JL: Being as prolific a composer as you are, is that a natural ability or have you really had to work at it?

MM: I started composing early, probably 14 or 15 years old. I liked composing and always felt that it was something you had to do to be a complete musician. The musicians that I really respected, like Herbie Hancock, John Coltrane, and Stevie Wonder, composing was a major part of their talent, so I really tried to work on it and I got a lot of practice because in the 80s I got a lot of calls to work and compose on all kinds of things, such as R&B for Aretha Franklin and writing for fusion violinist Michael Urbaniak, and saxophonist David Sanborn. So I got all kinds of practice.

JL: Marcus, being involved in so many facets of the music and recording industry, could you comment on where jazz is today with respect to the consolidation we’ve seen in the music industry?

MM: Man, it’s a real difficult time, I remember in the late 70s right around ’79-’80, there was a similar situation where all of a sudden CBS Records, who had a bunch of the top jazz artists, just dumped them and decided jazz just wasn’t profitable. I remember the big jazz radio station in NYC, WRBR, turned into a country station overnight! A lot of the musicians were sitting there wondering what they were going to do. I think that this situation is the same, only worse, because a lot of the music is made by machines and there’s not that many live opportunities. So we really have a challenge, but I think it’s going to get better because I hear people say they really want to hear the real thing, live musicians, and real music.

JL: Is the Internet helping out the jazz musician, in the way that the jam bands use the Web to promote and distribute their recordings directly to the fans?

MM: Yes, and I think that jazz musicians are going to have to follow that model. The thing that the jam bands have that the jazz artist doesn’t is these huge fan bases they’ve developed. We have to use the Internet but we also have to find a way to develop some kind of community performances so that we can grow the audience in some sort of grassroots kind of way.

JL: Marcus, of all the artists and sessions you’ve worked with and taken part in, do you have any which stand out for you?

MM: Roberta Flack, Luther Vandross, Aretha Franklin. I really liked working on Donald Fagen’s album The Nightfly. That was a cool album. I liked working on Brian Ferry’s Boys and Girls, all the stuff I did with David Sanborn, working with Miles, and I really enjoyed working with the Crusaders. Recently working with Herbie Hancock has been really beautiful.
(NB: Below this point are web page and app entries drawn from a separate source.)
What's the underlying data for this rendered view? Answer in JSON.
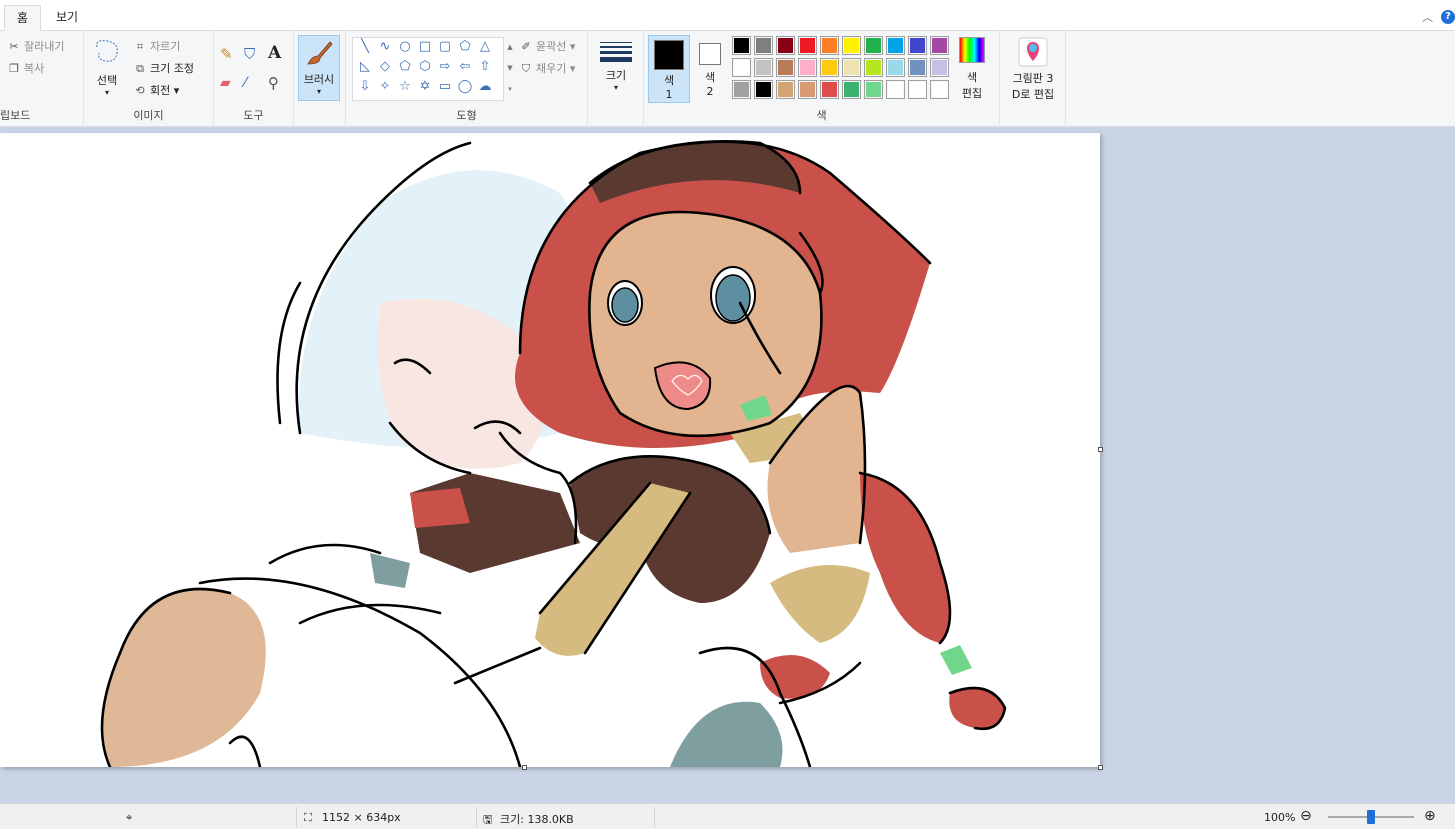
{
  "tabs": [
    {
      "label": "홈",
      "active": true
    },
    {
      "label": "보기",
      "active": false
    }
  ],
  "clipboard": {
    "cut_label": "잘라내기",
    "copy_label": "복사",
    "group_label": "립보드"
  },
  "image_group": {
    "select_label": "선택",
    "crop_label": "자르기",
    "resize_label": "크기 조정",
    "rotate_label": "회전",
    "group_label": "이미지"
  },
  "tools_group": {
    "group_label": "도구",
    "icons": [
      "pencil-icon",
      "fill-icon",
      "text-icon",
      "eraser-icon",
      "color-picker-icon",
      "magnifier-icon"
    ]
  },
  "brush": {
    "label": "브러시"
  },
  "shapes_group": {
    "group_label": "도형",
    "outline_label": "윤곽선",
    "fill_label": "채우기",
    "shapes": [
      "╲",
      "∿",
      "○",
      "□",
      "▢",
      "⬠",
      "△",
      "◺",
      "◇",
      "⬠",
      "⬡",
      "⇨",
      "⇦",
      "⇧",
      "⇩",
      "✧",
      "☆",
      "✡",
      "▭",
      "◯",
      "☁"
    ]
  },
  "size": {
    "label": "크기"
  },
  "color1": {
    "label": "색",
    "number": "1",
    "value": "#000000"
  },
  "color2": {
    "label": "색",
    "number": "2",
    "value": "#ffffff"
  },
  "colors_group": {
    "group_label": "색",
    "row1": [
      "#000000",
      "#7f7f7f",
      "#880015",
      "#ed1c24",
      "#ff7f27",
      "#fff200",
      "#22b14c",
      "#00a2e8",
      "#3f48cc",
      "#a349a4"
    ],
    "row2": [
      "#ffffff",
      "#c3c3c3",
      "#b97a57",
      "#ffaec9",
      "#ffc90e",
      "#efe4b0",
      "#b5e61d",
      "#99d9ea",
      "#7092be",
      "#c8bfe7"
    ],
    "row3": [
      "#a0a0a0",
      "#000000",
      "#d4a373",
      "#d89a72",
      "#e04c4c",
      "#3cb371",
      "#6fd68a",
      "#ffffff",
      "#ffffff",
      "#ffffff"
    ]
  },
  "edit_colors": {
    "label_line1": "색",
    "label_line2": "편집"
  },
  "paint3d": {
    "label_line1": "그림판 3",
    "label_line2": "D로 편집"
  },
  "status": {
    "dimensions": "1152 × 634px",
    "size": "크기: 138.0KB",
    "zoom": "100%",
    "zoom_level": 0.5
  }
}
JL: What do we have to look forward from you over the coming year?

MM: I’m working with Stanley Clarke and Victor Wooten on a three bass album. We’ve been in the studio trying to get it done so that maybe we could do something together this summer. January ’09 will be the Playboy Jazz Cruise, which is a new sponsor for this year. We’re advertising now so by the time we take off, it will be a nice full boat.

JL: Marcus, thanks so much for taking the time to speak with me today.

Comments
  1. Nate young

    6 years ago

    Big Fan Of Marcus Miller, Great interview!! Being a Bass Player Myself , I just wanted to give Congrats !! Marcus, Stanley,And Victor, Love THe CD,Peace & Much Love Guys!! Nate